Restoring sage grouse: Legislators support bill to raise birds in captivity
On Feb. 8, Senate File 61 was assigned to bill: Sage grouse game bird farms – no certification expiration. The bill reads, “An act relating to game and fish; removing the expiration date on certifications for Greater sage grouse game bird farms; and providing for an effective date.”
On March 3, the House placed the bill on General File – pending further legislation consideration in Committee of the Whole; passing the Travel, Recreation, Wildlife and Cultural Resources Committee with nine ayes and zero nays, excused, absent nor conflicts.
Wyoming Republican Reps. Chad Banks (Rock Springs), Jamie Flitner (Greybull), Jeremy Haroldson (Wheatland), Mark Jennings (Sheridan), Christopher Knapp (Gillette), Sandy Newsome (Cody), Patrick Sweeney (Casper), Rachel Rodriquez-Williams (Cody) and John Winter (Thermopolis) were present and voted.
For several years, sage grouse management has been a topic among many, especially throughout the West.
Sage grouse foundation
Wyoming-native Diemer True is the president of the Western States Sage Grouse Recovery Foundation. He formerly has served the Wyoming legislator for 20 years and has been involved in republican party politics since he was 17 years old, he shares.

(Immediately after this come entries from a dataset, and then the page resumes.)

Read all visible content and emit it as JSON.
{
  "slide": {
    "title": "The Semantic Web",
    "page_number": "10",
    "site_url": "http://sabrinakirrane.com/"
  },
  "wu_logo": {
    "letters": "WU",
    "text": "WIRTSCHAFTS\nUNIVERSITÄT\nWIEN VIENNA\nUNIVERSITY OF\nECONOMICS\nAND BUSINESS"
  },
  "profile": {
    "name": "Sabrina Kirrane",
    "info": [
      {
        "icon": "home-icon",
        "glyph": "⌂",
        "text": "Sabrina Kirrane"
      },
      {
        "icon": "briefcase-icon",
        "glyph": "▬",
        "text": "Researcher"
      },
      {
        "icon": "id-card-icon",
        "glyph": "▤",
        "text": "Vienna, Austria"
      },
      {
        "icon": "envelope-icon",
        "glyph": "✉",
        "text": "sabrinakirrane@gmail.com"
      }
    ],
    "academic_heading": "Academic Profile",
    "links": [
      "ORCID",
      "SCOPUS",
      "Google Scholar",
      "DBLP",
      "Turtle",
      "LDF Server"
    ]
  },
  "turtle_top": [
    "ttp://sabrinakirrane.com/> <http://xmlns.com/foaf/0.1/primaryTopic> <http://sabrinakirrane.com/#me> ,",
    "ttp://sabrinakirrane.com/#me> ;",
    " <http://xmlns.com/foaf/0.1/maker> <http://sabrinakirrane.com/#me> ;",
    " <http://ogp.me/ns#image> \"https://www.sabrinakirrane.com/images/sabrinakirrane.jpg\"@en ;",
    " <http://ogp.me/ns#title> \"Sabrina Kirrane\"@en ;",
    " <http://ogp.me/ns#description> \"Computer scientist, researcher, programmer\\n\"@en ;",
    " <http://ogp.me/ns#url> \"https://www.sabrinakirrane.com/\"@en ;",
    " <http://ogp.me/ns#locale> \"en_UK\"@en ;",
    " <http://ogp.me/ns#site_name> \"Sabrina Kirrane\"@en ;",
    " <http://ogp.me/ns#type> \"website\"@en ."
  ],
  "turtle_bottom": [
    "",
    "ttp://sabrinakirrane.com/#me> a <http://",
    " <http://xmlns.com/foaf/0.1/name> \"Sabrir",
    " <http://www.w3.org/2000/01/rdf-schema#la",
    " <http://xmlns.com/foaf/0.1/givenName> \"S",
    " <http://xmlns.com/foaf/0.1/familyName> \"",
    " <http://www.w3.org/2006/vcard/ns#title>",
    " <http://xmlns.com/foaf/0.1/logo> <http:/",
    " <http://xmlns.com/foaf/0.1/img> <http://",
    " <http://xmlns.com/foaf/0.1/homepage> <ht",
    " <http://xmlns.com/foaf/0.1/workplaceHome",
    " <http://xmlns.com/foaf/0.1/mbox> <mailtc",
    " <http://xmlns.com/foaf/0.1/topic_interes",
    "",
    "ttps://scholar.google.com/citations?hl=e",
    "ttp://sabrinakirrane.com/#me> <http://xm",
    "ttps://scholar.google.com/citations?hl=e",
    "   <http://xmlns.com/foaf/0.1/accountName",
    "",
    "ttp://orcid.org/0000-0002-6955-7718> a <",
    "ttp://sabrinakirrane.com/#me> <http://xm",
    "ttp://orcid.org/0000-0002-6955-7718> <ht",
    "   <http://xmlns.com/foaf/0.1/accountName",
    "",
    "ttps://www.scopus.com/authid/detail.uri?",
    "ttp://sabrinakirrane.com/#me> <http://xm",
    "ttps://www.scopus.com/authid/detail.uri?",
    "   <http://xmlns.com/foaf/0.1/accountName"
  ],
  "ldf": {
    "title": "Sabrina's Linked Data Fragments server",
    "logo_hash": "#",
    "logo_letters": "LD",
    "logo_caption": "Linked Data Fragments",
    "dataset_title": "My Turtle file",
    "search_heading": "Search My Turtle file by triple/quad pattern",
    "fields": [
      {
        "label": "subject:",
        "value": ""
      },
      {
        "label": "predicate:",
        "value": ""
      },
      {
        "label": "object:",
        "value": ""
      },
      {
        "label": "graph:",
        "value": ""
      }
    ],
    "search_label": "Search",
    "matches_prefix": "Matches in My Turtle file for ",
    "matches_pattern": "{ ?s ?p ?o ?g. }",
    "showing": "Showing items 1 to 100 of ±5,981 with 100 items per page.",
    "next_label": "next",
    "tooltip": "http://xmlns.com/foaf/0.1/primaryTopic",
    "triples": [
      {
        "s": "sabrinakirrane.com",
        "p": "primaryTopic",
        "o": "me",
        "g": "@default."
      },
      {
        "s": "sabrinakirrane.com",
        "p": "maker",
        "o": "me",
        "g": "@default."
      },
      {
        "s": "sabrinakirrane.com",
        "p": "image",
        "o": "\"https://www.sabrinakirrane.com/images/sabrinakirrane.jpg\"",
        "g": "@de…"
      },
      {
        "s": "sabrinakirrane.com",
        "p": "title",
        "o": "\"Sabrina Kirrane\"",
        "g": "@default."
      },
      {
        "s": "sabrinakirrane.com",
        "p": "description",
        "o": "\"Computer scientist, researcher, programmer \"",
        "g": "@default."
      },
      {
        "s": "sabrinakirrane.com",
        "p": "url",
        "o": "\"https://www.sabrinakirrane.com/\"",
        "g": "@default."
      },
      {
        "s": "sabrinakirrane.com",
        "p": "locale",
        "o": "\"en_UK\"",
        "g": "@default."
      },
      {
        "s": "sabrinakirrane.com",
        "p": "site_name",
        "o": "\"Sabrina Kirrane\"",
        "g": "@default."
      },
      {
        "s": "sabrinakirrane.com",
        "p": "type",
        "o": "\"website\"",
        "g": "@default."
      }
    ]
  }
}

“One of the big elephants in the room for the future of Wyoming’s economy is the potential of the Greater sage grouse being listed as an endangered species,” shares True. “In a 2016 study, listing the bird as endangered would cost western states roughly $5.6 billion in lost economic activity annually. So, in considering this loss, there are a number of ways to avoid having the species listed.”
Protecting habitats is one way, but another way is to raise the bird in captivity, he explains.
“I’ve been an avid bird shooter for many years, and I used to own a commercial game bird farm and raised primarily pheasants and chukars,” True says. “Roughly five years ago with the overwhelming support of positive votes in the Wyoming House and Senate, legislation was passed allowing the gather of wild eggs – to raise birds in captivity.”
In 2021, the foundation was successful in gathering over 100 eggs and to date has successfully raised 51 birds.
“One of the misunderstandings is the foundation is not set up to study the best way for the birds to be released. This is an entirely different scientific endeavor,” shares True. “The foundation is a single purpose foundation, and the reason the legislation is before the body now is because of a five-year sunset clause [provision of a law which will be automatically terminated after a fixed period].”
It’s important to note this last year has been, by any measure, a qualified success. Further research into sage grouse reproduction in captivity is needed – this will hopefully happen once the legislation adjourns, he says.
“Being able to raise the bird in captivity and preserve the species is an additional arrow in the quiver to avoid the listing of the species as endangered, and there are a number of examples of this,” he notes.
Similar practices and concepts have taken place to avoid listing of the black-footed ferret, California condor and Peregrine falcon, he shares.
“We’re not opposed to the habitat approach, as there has been millions of dollars put into this, but we feel as a private endeavor we have a truly philanthropic effort, because we want to preserve the bird,” he says. “The combination of the two practices – captive raising and habitat practices make it very unlikely the sage grouse would get the designation of endangered.”
Some concerns have been voiced over avian disease caused by bird farms, but required biosecurity practices are sufficient to manage disease, True explains.
Under Wyoming Game and Fish Department (WGFD) Chapter 60 regulation governing sage grouse raised on private game bird farms, “Release of sage grouse and release methods shall only be permitted through coordination with the WGFD. The Commission may restrict areas of the state from sage grouse release to protect wild populations of sage grouse.”
“The permit now is for raising captive sage grouse, with the purpose to create a self-sustaining captive raised population. Any release would require additional approval on behalf of the WGFD,” says WGFD Public Information Officer Sara DiRienzo. “The WGFD role is to provide information to the legislature about the project, sage grouse in general and the impact it could have on the department and Wyoming.”
It’s important to note, grazing has the potential to be greatly impacted if the sage grouse is listed, True concludes.
“It’s a positive effort for the ag community, we work through captive raising and the habitat,” True says. “We’re trying to do what’s right for the bird and for the state.”
Brittany Gunn is the editor of the Wyoming Livestock Roundup. Send comments on this article to firstname.lastname@example.org.